Also, I was asked to perform a little private ritual I like to call "The Grey Rite of Azathoth." I was a bit more careful about it and proved to draw the attention of a few individuals. It confirmed my belief that the tragedy that occurred at the last Con when I performed this rite was due more to not having a steady chair than anything being wrong with my back.
It was after dinner that the highlight of the con took place.
"Close to Home" CoC Game
with Jason Thompson (Keeper)
In the winter of '36, Lovecraft meets five of his friends and peers for the 1st time: Smith, Howard, Derleth, Bloch, and Long.
From 10 pm to 3:30 am, Jason Thompson pulled out all the stops to allow Daniel Harms (Howard P. Lovecraft), Steven Kaye (Clark A. Smith), Gary Libby (Robert E. Howard), Robert Capelletto (Frank B. Long), Steven Harris (August W. Derleth) and Ben Farr (Robert Bloch), to become the Lovecraft Circle and have the time of our lives. I admit to feeling sorry for Jason every once and a while since we seemed to be having so much fun that the sense of terror didn't catch on for a while. But I assure Jason that it was there. Hidden under the jokes and absurdity, we were all hoping to stick it through to the end.
The highlights? Long's bad luck with his car that seemed to continuously become damaged, scratched and overworked; Robert Bloch's innocence as an eighteen-year-old in New York City for the first time, and the eventual placing of Bloch in a straight jacket because he kept getting into trouble; Lovecraft unexpectantly pulling out a thirty page essay on the danger and immorality of heroin use from his coat pocket; August Derleth's ego going out of control to the point of getting our heroes involved with a police corruption racket; Clark Ashton Smith's prophetic words as he got off the train that New York was a modern Babylon full of sin and corruption; and Robert E. Howard's dark depression suddenly expressing itself towards the end in a fist fight to the death with a supernatural entity that should not be!! And I imagine none there will ever forget that moment when the Lovecraft Circle, as a group, decided to lift a dead man up, stick his head out a window and move it around like a puppet. An event that should have caused an NPC who witnessed it to make a SAN check if it hadn't been for his already zero score.

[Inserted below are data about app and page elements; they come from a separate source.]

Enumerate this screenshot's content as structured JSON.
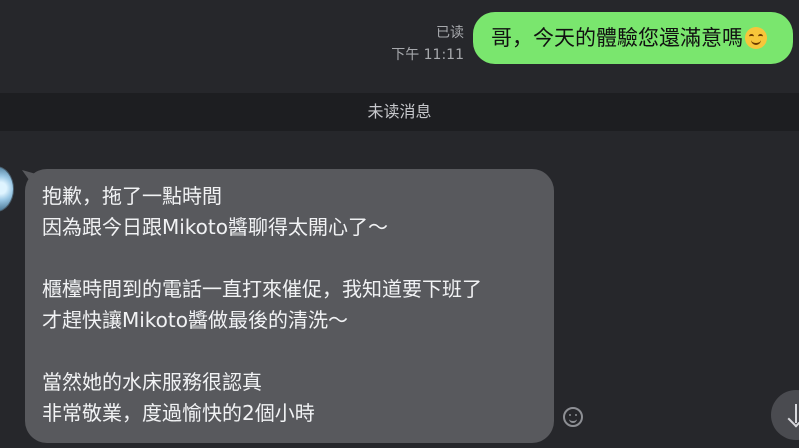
{
  "outgoing_message": {
    "read_status": "已读",
    "time": "下午 11:11",
    "text": "哥，今天的體驗您還滿意嗎",
    "emoji_icon": "smiling-face-emoji"
  },
  "unread_divider": {
    "label": "未读消息"
  },
  "incoming_message": {
    "lines": [
      "抱歉，拖了一點時間",
      "因為跟今日跟Mikoto醬聊得太開心了～",
      "",
      "櫃檯時間到的電話一直打來催促，我知道要下班了",
      "才趕快讓Mikoto醬做最後的清洗～",
      "",
      "當然她的水床服務很認真",
      "非常敬業，度過愉快的2個小時"
    ]
  },
  "controls": {
    "emoji_reaction_icon": "emoji-reaction-icon",
    "scroll_down_icon": "arrow-down-icon"
  },
  "colors": {
    "background": "#26272b",
    "outgoing_bubble": "#7ae66e",
    "incoming_bubble": "#58595d",
    "divider_bar": "#1d1e21"
  }
}
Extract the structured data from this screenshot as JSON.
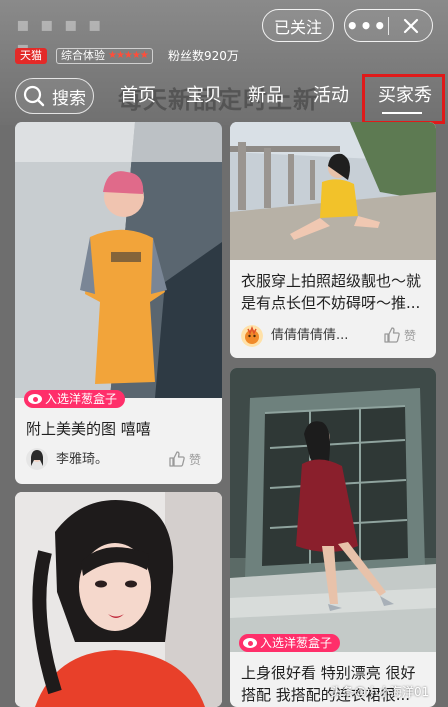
{
  "header": {
    "shop_name": "▪ ▪ ▪ ▪ ▪",
    "followed_label": "已关注",
    "more_label": "•••",
    "tmall_badge": "天猫",
    "experience_label": "综合体验",
    "experience_stars": "★★★★★",
    "experience_rating": 4,
    "fans_label": "粉丝数920万",
    "search_label": "搜索",
    "banner_text": "每天新品定时上新"
  },
  "tabs": [
    {
      "label": "首页",
      "active": false
    },
    {
      "label": "宝贝",
      "active": false
    },
    {
      "label": "新品",
      "active": false
    },
    {
      "label": "活动",
      "active": false
    },
    {
      "label": "买家秀",
      "active": true
    }
  ],
  "cards": [
    {
      "title": "附上美美的图 嘻嘻",
      "author": "李雅琦。",
      "like_label": "赞",
      "tag": "入选洋葱盒子"
    },
    {
      "title": "衣服穿上拍照超级靓也～就是有点长但不妨碍呀～推...",
      "author": "倩倩倩倩倩...",
      "like_label": "赞"
    },
    {
      "title": "上身很好看 特别漂亮 很好搭配 我搭配的连衣裙很...",
      "tag": "入选洋葱盒子"
    },
    {
      "title": ""
    }
  ],
  "watermark": "头条@小小海洋01",
  "colors": {
    "accent_red": "#e01a1a",
    "tag_pink": "#ff2f6a",
    "tmall_red": "#e32a28"
  }
}
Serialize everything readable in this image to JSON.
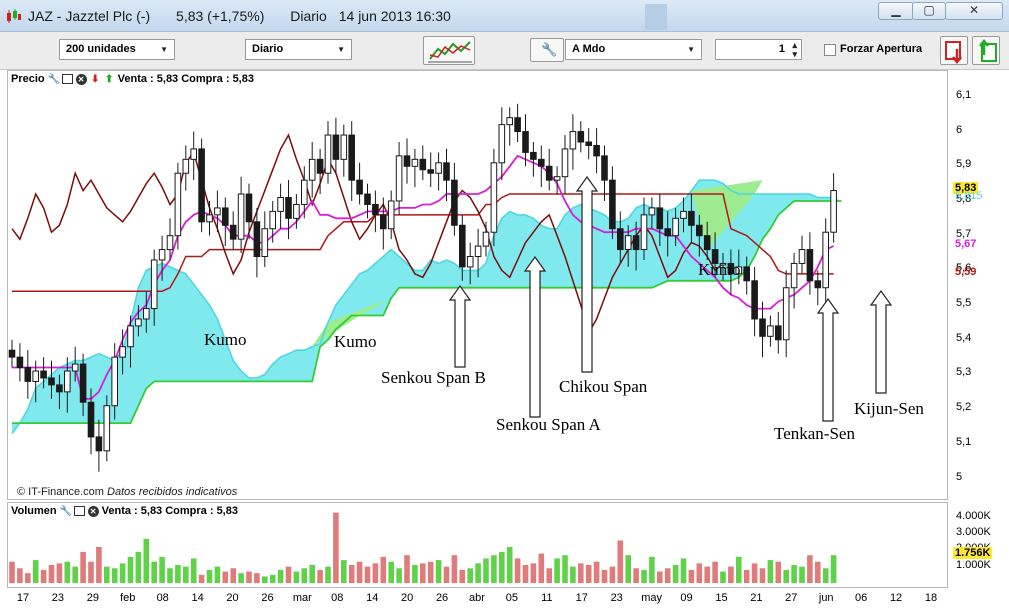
{
  "window": {
    "symbol": "JAZ",
    "name": "Jazztel Plc (-)",
    "price": "5,83 (+1,75%)",
    "period": "Diario",
    "datetime": "14 jun 2013 16:30",
    "min_icon": "minimize-icon",
    "max_icon": "maximize-icon",
    "close_icon": "close-icon"
  },
  "toolbar": {
    "units": "200 unidades",
    "interval": "Diario",
    "order_type": "A Mdo",
    "quantity": "1",
    "force_open": "Forzar Apertura"
  },
  "price_pane": {
    "title": "Precio",
    "quote": "Venta : 5,83 Compra : 5,83",
    "copyright": "© IT-Finance.com",
    "notice": "Datos recibidos indicativos",
    "last_tag": "5,83",
    "ghost_tag": "5,815",
    "tenkan_tag": "5,67",
    "kijun_tag": "5,59"
  },
  "volume_pane": {
    "title": "Volumen",
    "quote": "Venta : 5,83 Compra : 5,83",
    "last_tag": "1.756K"
  },
  "annotations": {
    "kumo1": "Kumo",
    "kumo2": "Kumo",
    "kumo3": "Kumo",
    "span_b": "Senkou Span B",
    "span_a": "Senkou Span A",
    "chikou": "Chikou Span",
    "tenkan": "Tenkan-Sen",
    "kijun": "Kijun-Sen"
  },
  "colors": {
    "kumo": "#7fe9ee",
    "kumo_edge": "#4fd6e0",
    "kumo_green": "#9dec8f",
    "span_a": "#33cc33",
    "kijun": "#b01818",
    "tenkan": "#d81ed6",
    "chikou": "#7a0c0c",
    "candle": "#1a1a1a",
    "vol_up": "#5fd24a",
    "vol_down": "#e07b7b"
  },
  "chart_data": {
    "type": "candlestick",
    "y_ticks": [
      "6,1",
      "6",
      "5,9",
      "5,8",
      "5,7",
      "5,6",
      "5,5",
      "5,4",
      "5,3",
      "5,2",
      "5,1",
      "5"
    ],
    "ylim": [
      4.97,
      6.14
    ],
    "x_ticks": [
      "17",
      "23",
      "29",
      "feb",
      "08",
      "14",
      "20",
      "26",
      "mar",
      "08",
      "14",
      "20",
      "26",
      "abr",
      "05",
      "11",
      "17",
      "23",
      "may",
      "09",
      "15",
      "21",
      "27",
      "jun",
      "06",
      "12",
      "18"
    ],
    "volume_ticks": [
      "4.000K",
      "3.000K",
      "2.000K",
      "1.000K"
    ],
    "volume_ylim": [
      0,
      4400
    ],
    "closes": [
      5.35,
      5.32,
      5.28,
      5.31,
      5.29,
      5.27,
      5.25,
      5.31,
      5.33,
      5.22,
      5.12,
      5.08,
      5.21,
      5.35,
      5.38,
      5.44,
      5.46,
      5.49,
      5.63,
      5.66,
      5.7,
      5.88,
      5.92,
      5.95,
      5.74,
      5.76,
      5.78,
      5.73,
      5.69,
      5.82,
      5.74,
      5.64,
      5.72,
      5.77,
      5.81,
      5.75,
      5.79,
      5.86,
      5.92,
      5.88,
      5.99,
      5.92,
      5.99,
      5.86,
      5.82,
      5.79,
      5.76,
      5.72,
      5.8,
      5.93,
      5.9,
      5.92,
      5.89,
      5.88,
      5.91,
      5.86,
      5.73,
      5.61,
      5.64,
      5.67,
      5.71,
      5.91,
      6.02,
      6.04,
      6.0,
      5.94,
      5.92,
      5.9,
      5.86,
      5.87,
      5.95,
      6.0,
      5.97,
      5.96,
      5.93,
      5.86,
      5.72,
      5.66,
      5.7,
      5.66,
      5.76,
      5.78,
      5.72,
      5.7,
      5.75,
      5.77,
      5.73,
      5.7,
      5.66,
      5.62,
      5.62,
      5.59,
      5.61,
      5.57,
      5.46,
      5.41,
      5.44,
      5.4,
      5.55,
      5.62,
      5.66,
      5.57,
      5.55,
      5.71,
      5.83
    ],
    "volumes": [
      1300,
      900,
      600,
      1400,
      800,
      1100,
      1200,
      1300,
      1000,
      1900,
      1300,
      2200,
      1000,
      900,
      1200,
      1600,
      1900,
      2700,
      1300,
      1600,
      900,
      1100,
      1000,
      1500,
      500,
      800,
      1000,
      700,
      900,
      600,
      700,
      600,
      400,
      500,
      800,
      1000,
      700,
      900,
      1100,
      800,
      1000,
      4300,
      1400,
      1100,
      1300,
      1000,
      1200,
      1600,
      1300,
      900,
      1700,
      1100,
      1200,
      1300,
      1400,
      1000,
      1700,
      800,
      900,
      1200,
      1500,
      1700,
      1900,
      2200,
      1500,
      1100,
      1200,
      1800,
      900,
      1500,
      1700,
      1000,
      1200,
      1100,
      1300,
      800,
      1000,
      2600,
      1700,
      900,
      800,
      1600,
      700,
      900,
      1100,
      1500,
      800,
      1200,
      1000,
      1300,
      700,
      1000,
      1600,
      800,
      1200,
      900,
      1400,
      1300,
      800,
      1100,
      1000,
      1700,
      1300,
      900,
      1700
    ],
    "span_a": [
      5.16,
      5.16,
      5.16,
      5.16,
      5.16,
      5.16,
      5.16,
      5.16,
      5.16,
      5.16,
      5.16,
      5.16,
      5.16,
      5.16,
      5.16,
      5.16,
      5.21,
      5.26,
      5.28,
      5.28,
      5.28,
      5.28,
      5.28,
      5.28,
      5.28,
      5.28,
      5.28,
      5.28,
      5.28,
      5.28,
      5.28,
      5.28,
      5.28,
      5.28,
      5.28,
      5.28,
      5.28,
      5.28,
      5.28,
      5.38,
      5.4,
      5.43,
      5.45,
      5.47,
      5.47,
      5.47,
      5.47,
      5.47,
      5.52,
      5.55,
      5.55,
      5.55,
      5.55,
      5.55,
      5.55,
      5.55,
      5.55,
      5.55,
      5.55,
      5.55,
      5.55,
      5.55,
      5.55,
      5.55,
      5.55,
      5.55,
      5.55,
      5.55,
      5.55,
      5.55,
      5.55,
      5.55,
      5.55,
      5.55,
      5.55,
      5.55,
      5.55,
      5.55,
      5.55,
      5.55,
      5.55,
      5.55,
      5.56,
      5.57,
      5.57,
      5.57,
      5.57,
      5.57,
      5.57,
      5.57,
      5.57,
      5.57,
      5.58,
      5.6,
      5.64,
      5.69,
      5.72,
      5.76,
      5.78,
      5.8,
      5.8,
      5.8,
      5.8,
      5.8,
      5.8,
      5.8
    ],
    "span_b": [
      5.13,
      5.16,
      5.2,
      5.26,
      5.28,
      5.3,
      5.32,
      5.33,
      5.34,
      5.34,
      5.35,
      5.36,
      5.35,
      5.34,
      5.37,
      5.45,
      5.55,
      5.6,
      5.61,
      5.62,
      5.61,
      5.6,
      5.59,
      5.56,
      5.53,
      5.5,
      5.46,
      5.4,
      5.34,
      5.31,
      5.29,
      5.29,
      5.3,
      5.33,
      5.35,
      5.36,
      5.37,
      5.37,
      5.38,
      5.39,
      5.45,
      5.5,
      5.53,
      5.56,
      5.59,
      5.6,
      5.62,
      5.64,
      5.66,
      5.64,
      5.62,
      5.6,
      5.6,
      5.63,
      5.62,
      5.63,
      5.62,
      5.6,
      5.6,
      5.6,
      5.62,
      5.7,
      5.75,
      5.77,
      5.76,
      5.76,
      5.75,
      5.73,
      5.72,
      5.72,
      5.76,
      5.78,
      5.79,
      5.78,
      5.77,
      5.76,
      5.74,
      5.74,
      5.75,
      5.78,
      5.79,
      5.78,
      5.78,
      5.77,
      5.78,
      5.8,
      5.83,
      5.86,
      5.86,
      5.86,
      5.85,
      5.83,
      5.82,
      5.82,
      5.82,
      5.82,
      5.82,
      5.82,
      5.82,
      5.82,
      5.82,
      5.82,
      5.81,
      5.81,
      5.81
    ],
    "kijun": [
      5.54,
      5.54,
      5.54,
      5.54,
      5.54,
      5.54,
      5.54,
      5.54,
      5.54,
      5.54,
      5.54,
      5.54,
      5.54,
      5.54,
      5.54,
      5.54,
      5.54,
      5.54,
      5.54,
      5.54,
      5.55,
      5.59,
      5.64,
      5.64,
      5.64,
      5.66,
      5.66,
      5.66,
      5.66,
      5.66,
      5.66,
      5.66,
      5.66,
      5.66,
      5.66,
      5.66,
      5.66,
      5.66,
      5.66,
      5.66,
      5.7,
      5.72,
      5.74,
      5.74,
      5.74,
      5.74,
      5.76,
      5.76,
      5.76,
      5.76,
      5.76,
      5.76,
      5.76,
      5.76,
      5.76,
      5.76,
      5.76,
      5.76,
      5.76,
      5.76,
      5.79,
      5.79,
      5.81,
      5.82,
      5.82,
      5.82,
      5.82,
      5.82,
      5.82,
      5.82,
      5.82,
      5.82,
      5.82,
      5.82,
      5.82,
      5.82,
      5.82,
      5.82,
      5.82,
      5.82,
      5.82,
      5.82,
      5.82,
      5.82,
      5.82,
      5.82,
      5.82,
      5.82,
      5.82,
      5.82,
      5.82,
      5.72,
      5.71,
      5.7,
      5.68,
      5.66,
      5.64,
      5.6,
      5.59,
      5.59,
      5.59,
      5.59,
      5.59,
      5.59,
      5.59
    ],
    "tenkan": [
      5.32,
      5.32,
      5.32,
      5.32,
      5.32,
      5.32,
      5.32,
      5.32,
      5.32,
      5.23,
      5.23,
      5.25,
      5.3,
      5.34,
      5.4,
      5.45,
      5.48,
      5.5,
      5.56,
      5.6,
      5.63,
      5.7,
      5.74,
      5.76,
      5.77,
      5.76,
      5.75,
      5.73,
      5.7,
      5.7,
      5.7,
      5.68,
      5.68,
      5.7,
      5.72,
      5.72,
      5.74,
      5.77,
      5.8,
      5.76,
      5.76,
      5.75,
      5.75,
      5.75,
      5.76,
      5.77,
      5.77,
      5.77,
      5.77,
      5.78,
      5.78,
      5.78,
      5.79,
      5.79,
      5.8,
      5.82,
      5.82,
      5.82,
      5.82,
      5.82,
      5.83,
      5.85,
      5.87,
      5.9,
      5.93,
      5.92,
      5.91,
      5.9,
      5.88,
      5.85,
      5.8,
      5.76,
      5.74,
      5.73,
      5.72,
      5.71,
      5.71,
      5.71,
      5.71,
      5.72,
      5.72,
      5.72,
      5.71,
      5.7,
      5.7,
      5.67,
      5.64,
      5.62,
      5.6,
      5.58,
      5.55,
      5.53,
      5.52,
      5.5,
      5.49,
      5.49,
      5.49,
      5.51,
      5.52,
      5.53,
      5.55,
      5.57,
      5.61,
      5.66,
      5.67
    ],
    "chikou": [
      5.72,
      5.69,
      5.75,
      5.82,
      5.78,
      5.71,
      5.73,
      5.79,
      5.88,
      5.83,
      5.86,
      5.82,
      5.78,
      5.76,
      5.74,
      5.77,
      5.81,
      5.85,
      5.88,
      5.84,
      5.79,
      5.82,
      5.91,
      5.94,
      5.86,
      5.78,
      5.72,
      5.65,
      5.59,
      5.63,
      5.71,
      5.77,
      5.83,
      5.89,
      5.95,
      5.99,
      5.92,
      5.86,
      5.79,
      5.85,
      5.92,
      5.88,
      5.81,
      5.74,
      5.69,
      5.72,
      5.76,
      5.79,
      5.74,
      5.66,
      5.63,
      5.59,
      5.58,
      5.62,
      5.68,
      5.74,
      5.8,
      5.83,
      5.81,
      5.77,
      5.72,
      5.64,
      5.6,
      5.58,
      5.63,
      5.68,
      5.71,
      5.74,
      5.76,
      5.7,
      5.64,
      5.57,
      5.5,
      5.42,
      5.46,
      5.52,
      5.58,
      5.62,
      5.66,
      5.7,
      5.73,
      5.7,
      5.64,
      5.58,
      5.6,
      5.65,
      5.68,
      5.67,
      5.64,
      5.6,
      5.62
    ]
  }
}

The best part is that everyone stayed in character and did everything that seemed reasonable at the time. Brilliant music and atmospheric pictures/maps. Bravo Mr. Thompson! Bravo!!
For those curious: Smith & Howard went insane. Long, Derleth and Bloch died. Lovecraft came through without a scratch and died a few years later of natural causes.
I'm proud to say that I gave one of the many best quotes of the evening. As Derleth finds himself thrown up against the wall by a shotgun blast, his dying words are announced loud with a shrill scream, "I never wrote any of my works!"
Another great quote was when confronted by Lucky Luciano, Lovecraft agreed with him that ghosts could exist. After the gangsters left, he turned to Derleth and stated, "And don't you think I've compromised my principles, you self-blinded little earth-gazer!"
It shouldn't be surprising that we went to bed soon after this.
Created: December 5, 1999; Updated: August 9, 2004